▶ _EXERCISE GOAL_:
Lines below that hold the word "value" must be copied in full.

'''

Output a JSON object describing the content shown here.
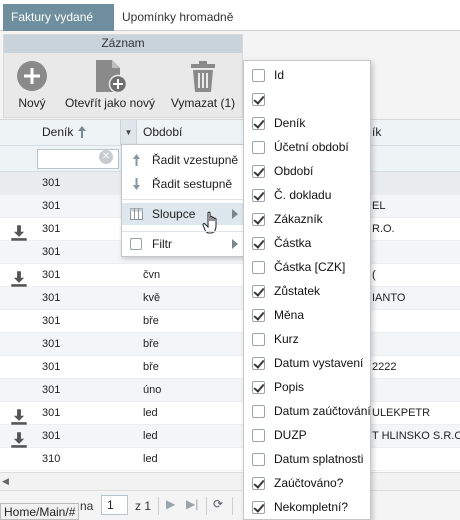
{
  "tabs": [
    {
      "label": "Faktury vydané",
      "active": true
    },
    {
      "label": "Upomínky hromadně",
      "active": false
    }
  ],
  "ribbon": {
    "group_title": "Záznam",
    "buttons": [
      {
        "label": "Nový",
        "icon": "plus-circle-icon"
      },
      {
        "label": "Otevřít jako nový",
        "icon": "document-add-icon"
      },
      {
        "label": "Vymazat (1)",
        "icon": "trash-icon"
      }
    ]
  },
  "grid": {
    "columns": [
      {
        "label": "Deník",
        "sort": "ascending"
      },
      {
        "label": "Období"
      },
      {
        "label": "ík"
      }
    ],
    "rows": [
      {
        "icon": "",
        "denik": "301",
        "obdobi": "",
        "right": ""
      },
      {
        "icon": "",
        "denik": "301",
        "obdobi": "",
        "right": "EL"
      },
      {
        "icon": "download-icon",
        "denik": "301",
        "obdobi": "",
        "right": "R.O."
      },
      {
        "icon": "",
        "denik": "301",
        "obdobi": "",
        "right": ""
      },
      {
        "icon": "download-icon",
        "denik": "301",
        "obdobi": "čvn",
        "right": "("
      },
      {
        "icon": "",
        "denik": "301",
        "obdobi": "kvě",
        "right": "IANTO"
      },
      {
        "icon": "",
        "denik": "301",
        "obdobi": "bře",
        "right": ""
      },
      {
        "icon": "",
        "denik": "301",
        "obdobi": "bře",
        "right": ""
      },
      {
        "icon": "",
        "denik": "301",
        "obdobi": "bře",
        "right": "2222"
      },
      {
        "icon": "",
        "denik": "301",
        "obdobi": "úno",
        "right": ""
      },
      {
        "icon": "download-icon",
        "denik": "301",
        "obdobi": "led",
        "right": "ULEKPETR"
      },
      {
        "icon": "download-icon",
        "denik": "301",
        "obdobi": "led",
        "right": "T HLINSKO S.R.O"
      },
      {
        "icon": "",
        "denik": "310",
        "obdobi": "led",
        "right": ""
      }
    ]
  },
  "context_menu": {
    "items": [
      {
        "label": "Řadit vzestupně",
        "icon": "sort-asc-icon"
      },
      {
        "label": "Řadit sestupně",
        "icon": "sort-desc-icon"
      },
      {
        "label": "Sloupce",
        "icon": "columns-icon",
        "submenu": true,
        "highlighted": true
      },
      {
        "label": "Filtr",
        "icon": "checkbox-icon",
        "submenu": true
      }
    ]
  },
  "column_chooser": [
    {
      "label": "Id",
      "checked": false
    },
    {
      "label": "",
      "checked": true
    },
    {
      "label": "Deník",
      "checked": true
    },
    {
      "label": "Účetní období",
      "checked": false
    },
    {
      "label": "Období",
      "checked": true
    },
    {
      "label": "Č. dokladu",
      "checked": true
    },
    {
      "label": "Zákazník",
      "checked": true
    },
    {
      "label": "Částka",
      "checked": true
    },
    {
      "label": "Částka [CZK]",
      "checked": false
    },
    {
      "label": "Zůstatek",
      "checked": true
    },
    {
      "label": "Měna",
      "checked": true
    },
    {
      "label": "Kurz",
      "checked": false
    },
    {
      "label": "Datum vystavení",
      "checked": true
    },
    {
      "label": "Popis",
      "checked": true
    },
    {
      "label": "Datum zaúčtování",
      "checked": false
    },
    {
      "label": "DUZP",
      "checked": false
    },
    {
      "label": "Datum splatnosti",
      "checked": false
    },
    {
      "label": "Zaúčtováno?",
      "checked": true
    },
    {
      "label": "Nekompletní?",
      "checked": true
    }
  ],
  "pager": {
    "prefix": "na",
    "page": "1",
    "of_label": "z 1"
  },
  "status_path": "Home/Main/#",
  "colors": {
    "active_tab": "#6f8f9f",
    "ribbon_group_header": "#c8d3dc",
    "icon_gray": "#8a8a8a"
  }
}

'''
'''

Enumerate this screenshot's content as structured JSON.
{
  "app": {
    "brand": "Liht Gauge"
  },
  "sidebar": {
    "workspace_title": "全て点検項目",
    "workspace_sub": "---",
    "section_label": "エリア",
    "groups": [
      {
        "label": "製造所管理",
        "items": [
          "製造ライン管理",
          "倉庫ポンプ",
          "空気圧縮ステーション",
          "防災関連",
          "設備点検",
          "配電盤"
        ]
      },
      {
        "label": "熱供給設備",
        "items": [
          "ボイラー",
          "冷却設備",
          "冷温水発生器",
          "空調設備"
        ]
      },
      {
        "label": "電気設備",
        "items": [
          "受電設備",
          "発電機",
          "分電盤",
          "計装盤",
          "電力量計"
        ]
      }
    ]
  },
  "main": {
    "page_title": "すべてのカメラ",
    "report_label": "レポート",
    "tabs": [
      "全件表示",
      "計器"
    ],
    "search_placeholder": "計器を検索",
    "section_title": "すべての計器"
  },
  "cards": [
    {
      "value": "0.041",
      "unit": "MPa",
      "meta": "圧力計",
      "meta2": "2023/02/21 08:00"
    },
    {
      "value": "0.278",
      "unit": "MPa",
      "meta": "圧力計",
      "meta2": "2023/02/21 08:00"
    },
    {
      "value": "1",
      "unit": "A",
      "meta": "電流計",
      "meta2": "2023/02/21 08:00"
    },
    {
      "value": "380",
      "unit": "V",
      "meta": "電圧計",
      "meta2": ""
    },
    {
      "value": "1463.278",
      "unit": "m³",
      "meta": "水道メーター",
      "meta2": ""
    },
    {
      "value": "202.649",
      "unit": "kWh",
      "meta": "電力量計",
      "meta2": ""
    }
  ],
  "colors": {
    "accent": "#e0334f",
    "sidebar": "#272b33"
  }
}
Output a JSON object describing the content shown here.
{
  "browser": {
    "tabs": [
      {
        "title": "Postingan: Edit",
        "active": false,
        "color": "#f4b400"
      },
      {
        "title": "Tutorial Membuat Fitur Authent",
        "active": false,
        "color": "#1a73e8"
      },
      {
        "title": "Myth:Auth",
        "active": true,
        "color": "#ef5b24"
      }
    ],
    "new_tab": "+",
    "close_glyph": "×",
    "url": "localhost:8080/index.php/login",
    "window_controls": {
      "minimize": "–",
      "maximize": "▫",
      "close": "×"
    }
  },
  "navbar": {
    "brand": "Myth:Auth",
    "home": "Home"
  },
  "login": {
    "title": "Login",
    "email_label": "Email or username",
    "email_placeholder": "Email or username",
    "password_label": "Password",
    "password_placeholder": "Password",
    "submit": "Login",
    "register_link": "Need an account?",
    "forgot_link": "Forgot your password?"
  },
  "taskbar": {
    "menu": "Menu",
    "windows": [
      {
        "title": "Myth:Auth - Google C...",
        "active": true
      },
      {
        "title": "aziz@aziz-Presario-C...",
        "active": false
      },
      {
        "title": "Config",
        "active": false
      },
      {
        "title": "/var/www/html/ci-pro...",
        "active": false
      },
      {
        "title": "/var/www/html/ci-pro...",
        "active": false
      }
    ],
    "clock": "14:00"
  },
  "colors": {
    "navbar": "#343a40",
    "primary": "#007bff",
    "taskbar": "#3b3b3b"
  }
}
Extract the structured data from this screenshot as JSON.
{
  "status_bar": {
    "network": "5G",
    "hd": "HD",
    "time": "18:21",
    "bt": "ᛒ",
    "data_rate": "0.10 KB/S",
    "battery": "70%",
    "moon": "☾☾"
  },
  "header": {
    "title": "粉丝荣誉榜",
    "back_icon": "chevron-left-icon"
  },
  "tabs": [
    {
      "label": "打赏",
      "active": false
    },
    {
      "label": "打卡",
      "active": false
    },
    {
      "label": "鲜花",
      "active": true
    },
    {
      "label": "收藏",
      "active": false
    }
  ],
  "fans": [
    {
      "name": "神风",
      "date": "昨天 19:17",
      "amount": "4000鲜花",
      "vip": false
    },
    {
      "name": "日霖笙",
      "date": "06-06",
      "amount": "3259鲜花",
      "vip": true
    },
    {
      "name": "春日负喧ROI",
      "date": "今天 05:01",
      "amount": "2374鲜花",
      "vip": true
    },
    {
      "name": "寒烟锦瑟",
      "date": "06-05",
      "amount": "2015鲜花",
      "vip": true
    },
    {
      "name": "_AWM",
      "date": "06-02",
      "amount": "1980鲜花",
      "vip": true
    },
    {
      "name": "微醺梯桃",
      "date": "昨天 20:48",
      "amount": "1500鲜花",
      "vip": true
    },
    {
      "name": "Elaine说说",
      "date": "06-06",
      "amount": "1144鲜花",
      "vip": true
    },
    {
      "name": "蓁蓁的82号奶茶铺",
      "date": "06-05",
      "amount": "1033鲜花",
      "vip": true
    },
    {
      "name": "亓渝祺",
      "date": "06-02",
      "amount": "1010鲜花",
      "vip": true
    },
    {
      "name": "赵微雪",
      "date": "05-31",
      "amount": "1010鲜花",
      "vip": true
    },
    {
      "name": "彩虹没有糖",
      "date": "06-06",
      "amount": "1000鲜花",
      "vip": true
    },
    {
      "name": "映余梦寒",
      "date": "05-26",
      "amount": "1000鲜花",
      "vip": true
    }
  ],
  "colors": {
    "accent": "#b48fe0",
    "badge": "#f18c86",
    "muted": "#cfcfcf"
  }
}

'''

▶ _EXERCISE OUTPUT_:
      "value": "0.041",
      "value": "0.278",
      "value": "1",
      "value": "380",
      "value": "1463.278",
      "value": "202.649",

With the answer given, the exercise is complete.